It’s hard to believe a whole week has passed since my friend, Ruthie, left. Ruthie is my friend who, when I was roughly nine years old, used to be my enemy. Finally, our differences became something beautiful and we couldn’t live without each other. We’ve seen each other fall in love, experienced birth, death, joy and pain together. We have friend-shipped from afar, which has always felt a bit like sandpaper on my heart. So I thank God for those couple of years we had together where the only thing that separated us was a dusty African road we could walk by foot. About an hour after she, her husband, and four sweet kids drove away I realized our startling and horrifying overlook. We never took a picture together. This is a very long-standing tradition. Before digital. Before Wal-Mart one-hour-photo. This has been something we’ve done for the past twenty-three years (gulp). Giant hair bows, awful haircuts, crazy clothes, you name it. We have many photos together. But not this time. Regardless, we had a wonderful few days with their family, and nothing quite beats sharing our home and our life with people we love. It pretty much top dogs everything in life.
After they left, we went into town and the boys participated in a last-minute bike race in our neighborhood. Elijah came in 3rd place!
After the bang of fireworks that night, came the explosion of sickness to our house. It hasn’t quite left us yet, but it’s dying.

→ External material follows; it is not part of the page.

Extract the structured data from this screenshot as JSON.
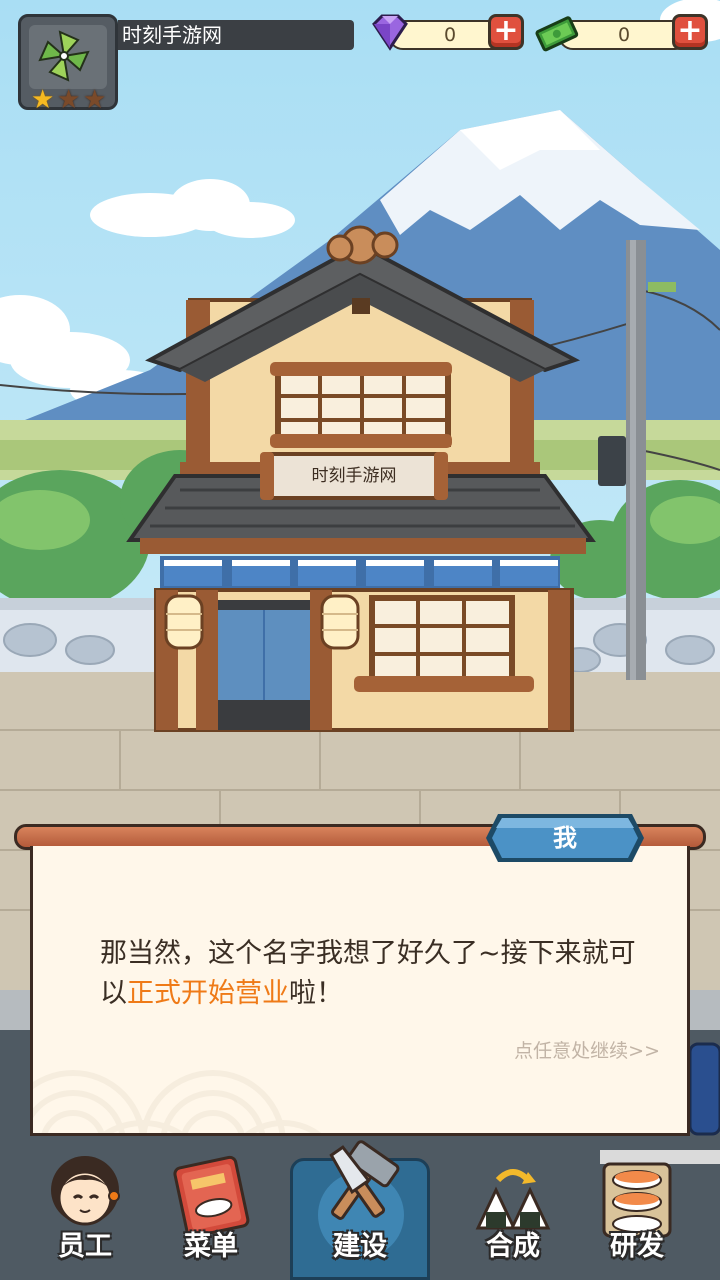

A few weeks ago Matthew and I were in great need of a date. Before we were married we were told: marriage takes work. Eleven years ago I knew it as an idea, but now I know it by experience. The night of our date we dropped the kids off at a babysitter’s, and headed out into the unknown. Little did we know… that was the problem. We’re usually pretty good about not having a plan. This particular night the hunger pangs and tiredness from a long week were starting to cloud our decision-making process. After a much-too-deliberated-upon discussion on where or what we should eat, things started going south. Details don’t matter at this point. After shooting down one of his ideas, he was in turn shot down, and we literally spent the rest of the evening not talking to each other. We drove East, hoping to find a good chicken BBQ, or maybe someone outside grilling from whom we could mooch a piece of meat. At that point, I didn’t really care. I would glare in his direction, thinking how insensitive he was being towards me, his wife. I would sniff. The tears would trickle down my cheeks. Silence. It was going down in history as the worst date of our married life. We finally ended up at a restaurant not even remotely my favorite, but I requested a salad from it anyway. We went home to eat it because I didn’t want to be seen in public wiping my snotty nose and glaring at my date. I banged around the kitchen and pulled a red plate out of the cupboard so at least I didn’t have to eat out of styrofoam. He grabbed a bag of carrot sticks from the fridge. Carrot sticks. That was about the last straw. If he sat next to me crunching those things while I indulged in a salad with pecan-crusted chicken, the tears would take their seventeenth journey down my face. Still without talking, I pulled out a second plate, split the salad between us, and we sat down to eat in silence. Fifteen minutes later it was time to pick up the kids. Of course, in the last few minutes we started to hash things out. We never did resolve whatever our problem was until the next day. Marriage takes work, they said. It also requires humility, selflessness, and making up, no matter how difficult it can be.
Fast forward to yesterday. Matthew had some work in Long Beach Island, NJ. His family was able to watch the kids so I could tag along with him. We enjoyed an amazing day together. I read my book while he worked, then after he finished his job he took me on a little surprise excursion. We went jet-skiing! I have since learned that a Jet Ski is actually made by Kawasaki and a Waverunner is made by Yamaha. I can’t quite remember which watercraft we actually used, but I think it was a jet ski. As we took off, I left my fear on the dock, embraced my twenty-year-old self, and held onto Matthew’s waist tightly. When we switched positions so I could drive, I revved that thing full throttle. I screamed and laughed and tossed all my worries into the swirling wake behind us as salt water sprayed my face and the wind whipped my hair into a million tangles. It was the most fun I’ve had in a long time!
Keeping our marriage fresh takes work, they said. Sometimes the work is hard. Sometimes it just takes a little creativity or letting go of fear. Don’t get tired of doing what’s right, the Bible says. I think this can apply to our marriage. The next right thing may be saying you’re sorry. It may just mean going out for coffee together. Or it might mean finding the best chicken BBQ in your county. Whatever it is, don’t give up.